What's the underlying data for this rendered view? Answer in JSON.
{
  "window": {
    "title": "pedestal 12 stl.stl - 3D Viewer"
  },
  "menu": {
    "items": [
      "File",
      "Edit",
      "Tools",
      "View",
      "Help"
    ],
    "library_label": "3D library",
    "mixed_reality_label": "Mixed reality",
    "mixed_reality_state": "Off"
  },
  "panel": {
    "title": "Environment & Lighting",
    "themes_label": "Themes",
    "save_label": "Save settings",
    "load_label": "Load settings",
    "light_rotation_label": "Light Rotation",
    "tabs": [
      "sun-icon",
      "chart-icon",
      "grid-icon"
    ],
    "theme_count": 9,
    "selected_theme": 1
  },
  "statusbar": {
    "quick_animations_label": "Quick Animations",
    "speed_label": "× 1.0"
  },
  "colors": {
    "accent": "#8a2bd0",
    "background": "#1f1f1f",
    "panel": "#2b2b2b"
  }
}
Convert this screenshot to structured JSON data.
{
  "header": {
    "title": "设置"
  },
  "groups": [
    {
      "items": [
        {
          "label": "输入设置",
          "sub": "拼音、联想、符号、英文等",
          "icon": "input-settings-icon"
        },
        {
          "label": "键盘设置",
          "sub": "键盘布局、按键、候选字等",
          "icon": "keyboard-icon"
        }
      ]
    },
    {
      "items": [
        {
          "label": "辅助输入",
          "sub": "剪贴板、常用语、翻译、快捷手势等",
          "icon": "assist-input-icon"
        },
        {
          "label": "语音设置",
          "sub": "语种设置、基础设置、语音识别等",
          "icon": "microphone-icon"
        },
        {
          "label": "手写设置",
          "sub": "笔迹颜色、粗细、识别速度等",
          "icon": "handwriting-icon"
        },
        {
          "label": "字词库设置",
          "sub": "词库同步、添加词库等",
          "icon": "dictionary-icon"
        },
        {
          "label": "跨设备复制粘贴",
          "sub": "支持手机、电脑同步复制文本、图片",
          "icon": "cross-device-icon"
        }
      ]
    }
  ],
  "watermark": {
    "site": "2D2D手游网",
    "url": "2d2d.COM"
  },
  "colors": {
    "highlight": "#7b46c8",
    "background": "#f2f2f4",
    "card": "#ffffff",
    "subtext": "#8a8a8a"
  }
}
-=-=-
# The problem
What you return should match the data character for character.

# Answer
What's the underlying data for this rendered view? Answer in JSON.
{
  "window": {
    "title": "pedestal 12 stl.stl - 3D Viewer"
  },
  "menu": {
    "items": [
      "File",
      "Edit",
      "Tools",
      "View",
      "Help"
    ],
    "library_label": "3D library",
    "mixed_reality_label": "Mixed reality",
    "mixed_reality_state": "Off"
  },
  "panel": {
    "title": "Environment & Lighting",
    "themes_label": "Themes",
    "save_label": "Save settings",
    "load_label": "Load settings",
    "light_rotation_label": "Light Rotation",
    "tabs": [
      "sun-icon",
      "chart-icon",
      "grid-icon"
    ],
    "theme_count": 9,
    "selected_theme": 1
  },
  "statusbar": {
    "quick_animations_label": "Quick Animations",
    "speed_label": "× 1.0"
  },
  "colors": {
    "accent": "#8a2bd0",
    "background": "#1f1f1f",
    "panel": "#2b2b2b"
  }
}
Convert this screenshot to structured JSON data.
{
  "header": {
    "title": "设置"
  },
  "groups": [
    {
      "items": [
        {
          "label": "输入设置",
          "sub": "拼音、联想、符号、英文等",
          "icon": "input-settings-icon"
        },
        {
          "label": "键盘设置",
          "sub": "键盘布局、按键、候选字等",
          "icon": "keyboard-icon"
        }
      ]
    },
    {
      "items": [
        {
          "label": "辅助输入",
          "sub": "剪贴板、常用语、翻译、快捷手势等",
          "icon": "assist-input-icon"
        },
        {
          "label": "语音设置",
          "sub": "语种设置、基础设置、语音识别等",
          "icon": "microphone-icon"
        },
        {
          "label": "手写设置",
          "sub": "笔迹颜色、粗细、识别速度等",
          "icon": "handwriting-icon"
        },
        {
          "label": "字词库设置",
          "sub": "词库同步、添加词库等",
          "icon": "dictionary-icon"
        },
        {
          "label": "跨设备复制粘贴",
          "sub": "支持手机、电脑同步复制文本、图片",
          "icon": "cross-device-icon"
        }
      ]
    }
  ],
  "watermark": {
    "site": "2D2D手游网",
    "url": "2d2d.COM"
  },
  "colors": {
    "highlight": "#7b46c8",
    "background": "#f2f2f4",
    "card": "#ffffff",
    "subtext": "#8a8a8a"
  }
}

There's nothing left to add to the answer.